Blackwater diving offers the world's best adrenaline diving for those who get a kick from the deep dark open ocean. Unlike night diving, where divers cruise a reef with a torch, blackwater diving involves being tethered miles offshore. Blackwater diving originated in Hawaii's Big Island, also known as Kona, and this wild island remains one of the best places to see pelagics of the deep. Here, floodlights are lowered below the boat to attract the translucent, bioluminescent creatures of the deep, ranging from larval octopuses and shrimp to jellyfish. For those not ready to venture into daylight, closer to shore, Kona's manta ray night dive is one of the most exhilarating dives on the planet.

Divers interacting with a Tiger Shark

Tiger Beach, Bahamas

Alongside bull sharks and great whites, tiger sharks are the 'Big Three' deadliest sharks in the world. Despite their reputation as the ocean's most feared predator, there is a place where you can dive with these misunderstood creatures in a safe setting. The Bahamas is a protected shark sanctuary, which has enabled shark populations to thrive - with Tiger Beach being the best place in the world to dive with tiger sharks. The sharks here are fed, which reduces their interest in divers as potential prey, allowing us to come face-to-face with these toothy predators in shallow, crystal-clear water.

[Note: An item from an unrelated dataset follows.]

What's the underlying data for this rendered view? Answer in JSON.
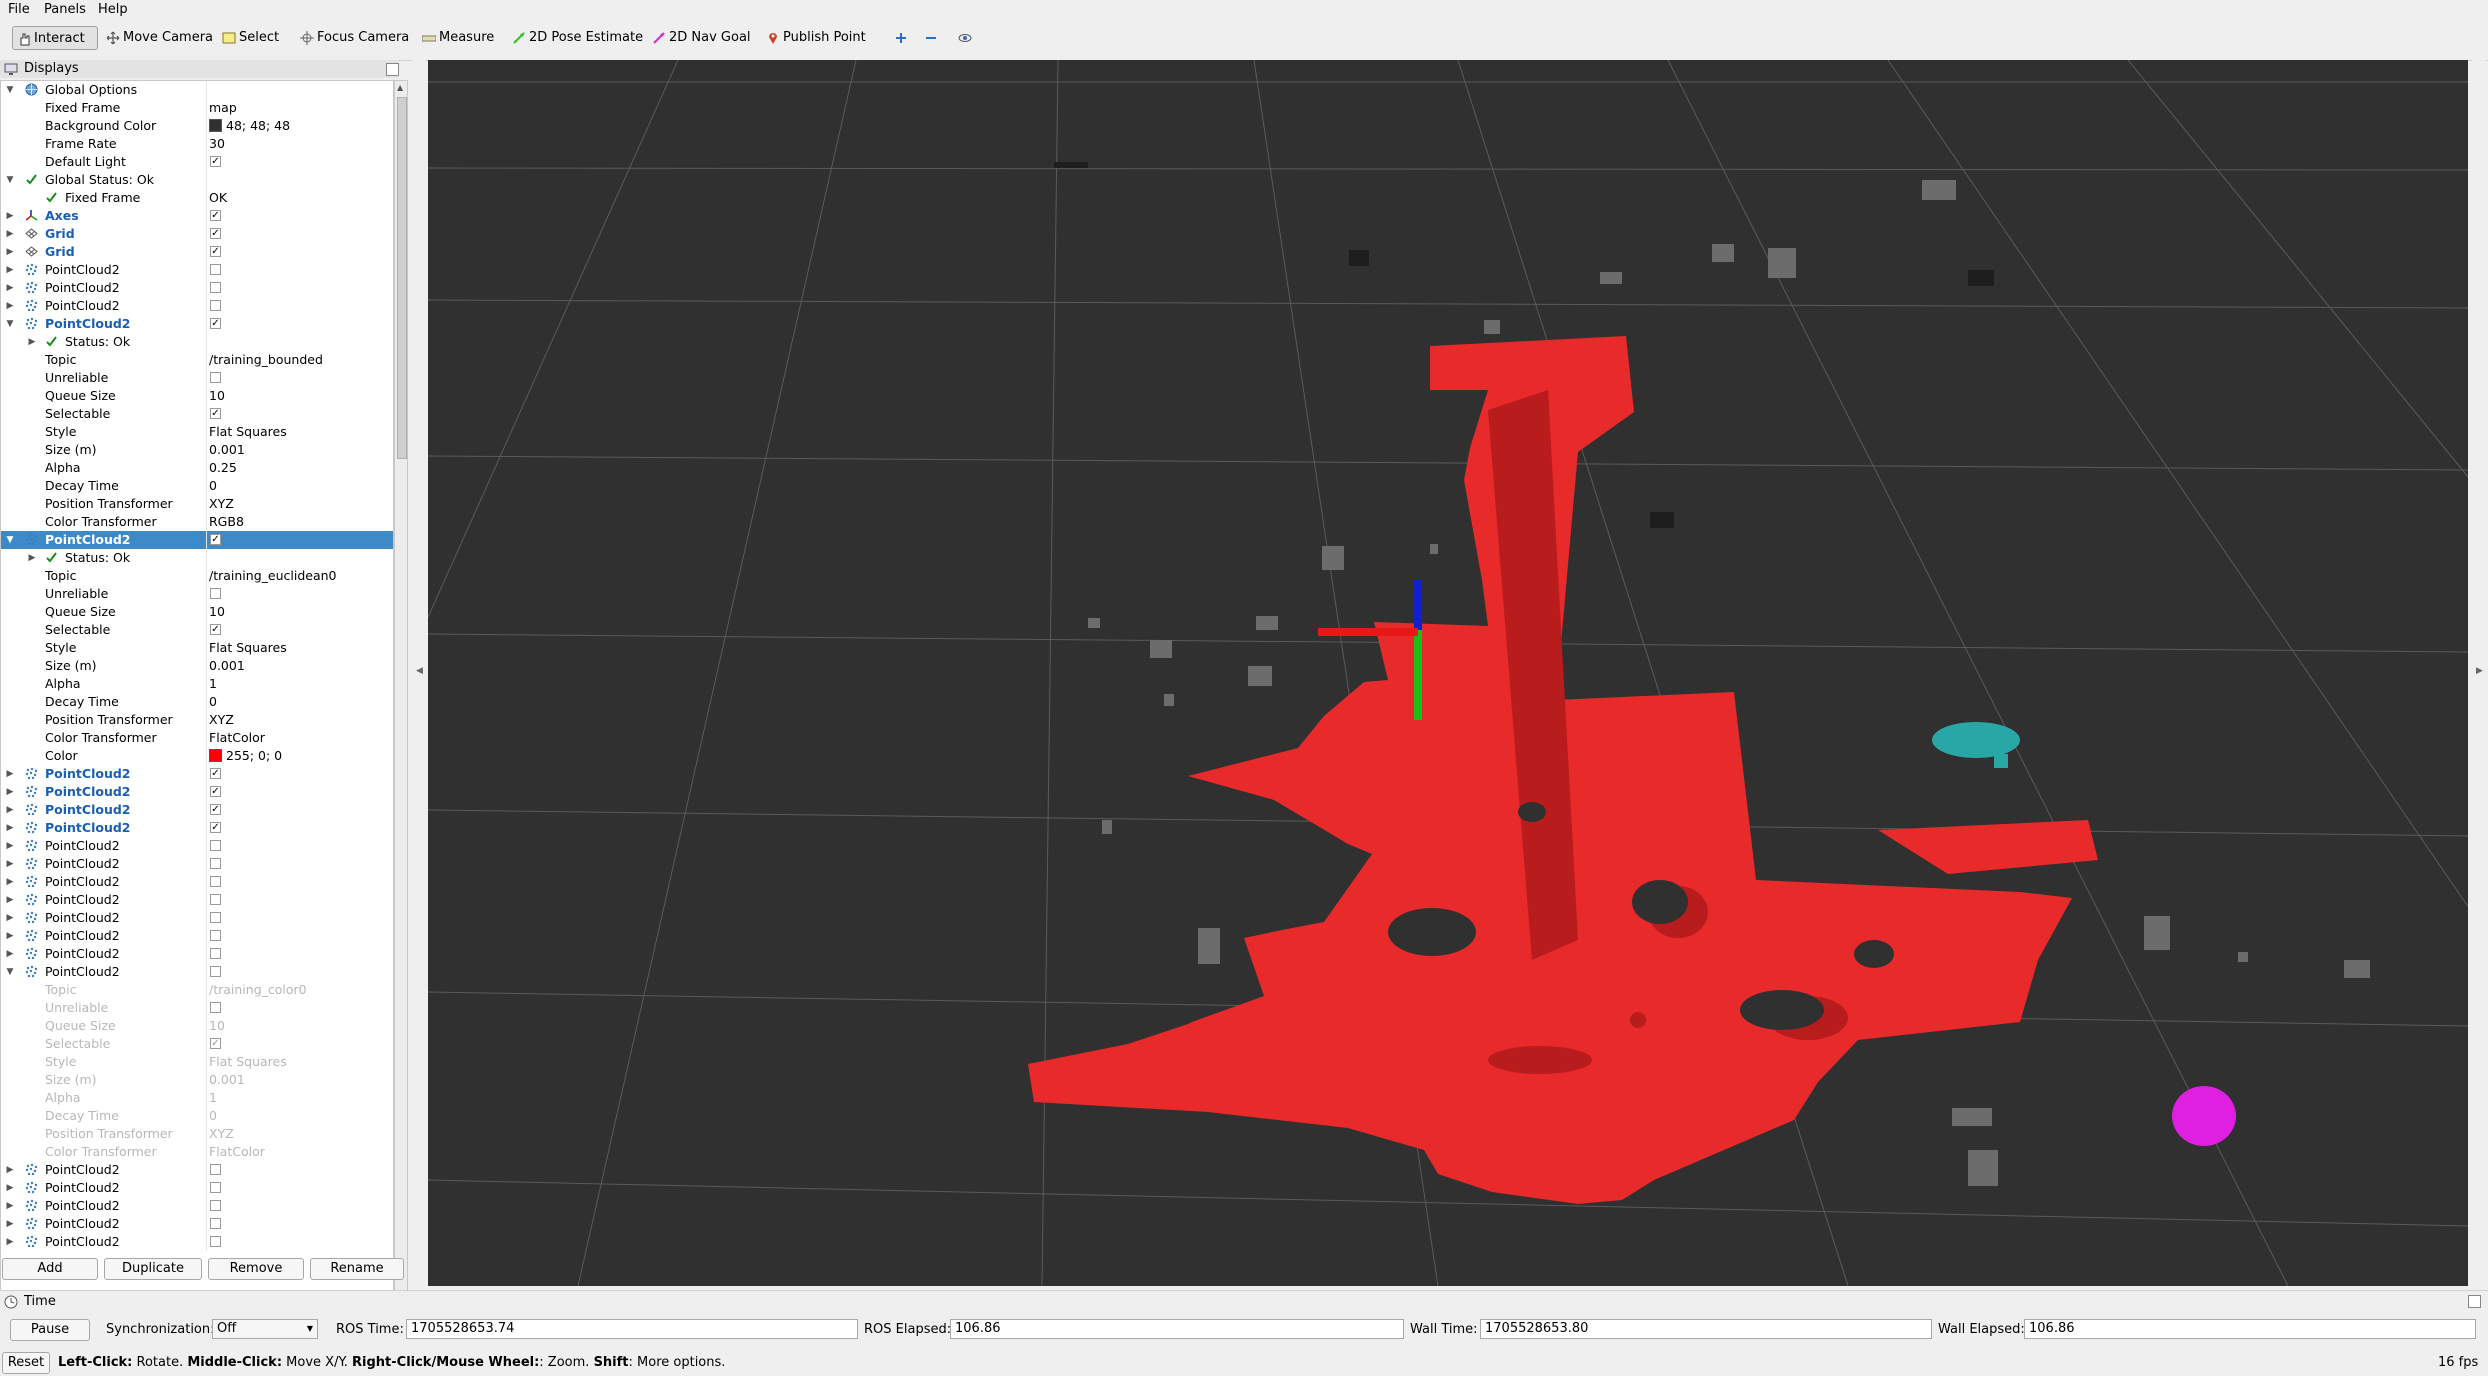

Hammerhead shark (Sphyrnidae) swimming in the Galapagos

Darwin’s Arch, The Galapagos Archipelago

Ecuador's Galapagos archipelago graces most top diving lists, be it the world's best big animal diving to best deep diving and best overall diving on the planet. When it comes to the world's best adrenaline diving, the Galapagos is no different. Located 500 miles west of mainland Ecuador in the eastern Pacific Ocean, this remote archipelago is the meeting place of several different currents. This means dives often involve being carried in strong currents alongside some of the world's most sought-after species. Darwin's Arch is the Holy Grail for those with a penchant for deep drift dives among big animals. Here, it's not uncommon to see huge fevers of hammerheads, mola mola and ginormous pregnant whale sharks - all on the same dive.

Blotcheye Solderfishes Myripristis berndti at Blue Corner, Palau

Blue Corner, Palau

Palau's Blue Corner is often touted as the world's best dive site. Located in south-east Koror, Blue Corner is an exposed reef plateau that juts out into the open ocean and is famous for its strong nutrient-rich currents that tow in the big stuff. In fact, the currents are so strong that divers hook into the plateau and hang in the blue as huge schools of barracuda, tuna, giant and bluefin trevally, king mackerel and several species of shark rip past. Yet, Palau isn't a one-trick pony. For those looking for the world's best adrenaline diving, the Rock Islands, located south of Palau, is another hotspot for blackwater diving.

Whitetip reef sharks in a deep cave in Cocos Island

Cocos Island, Costa Rica

Located 340 miles offshore from Costa Rica in the Pacific Ocean, Cocos Island is the best place in the world to dive with hundreds of scalloped hammerhead sharks. Known as the 'Little Galapagos' of Costa Rica, Cocos Island Marine Park also forms the meeting point for several nutrient-rich currents, drawing in huge bait balls, sailfish, tuna, dolphins, rays, and, of course, sharks. For those who get a kick out of deeper water, venture 100-metres deep in a deep-sea submersible in search of the elusive prickly shark.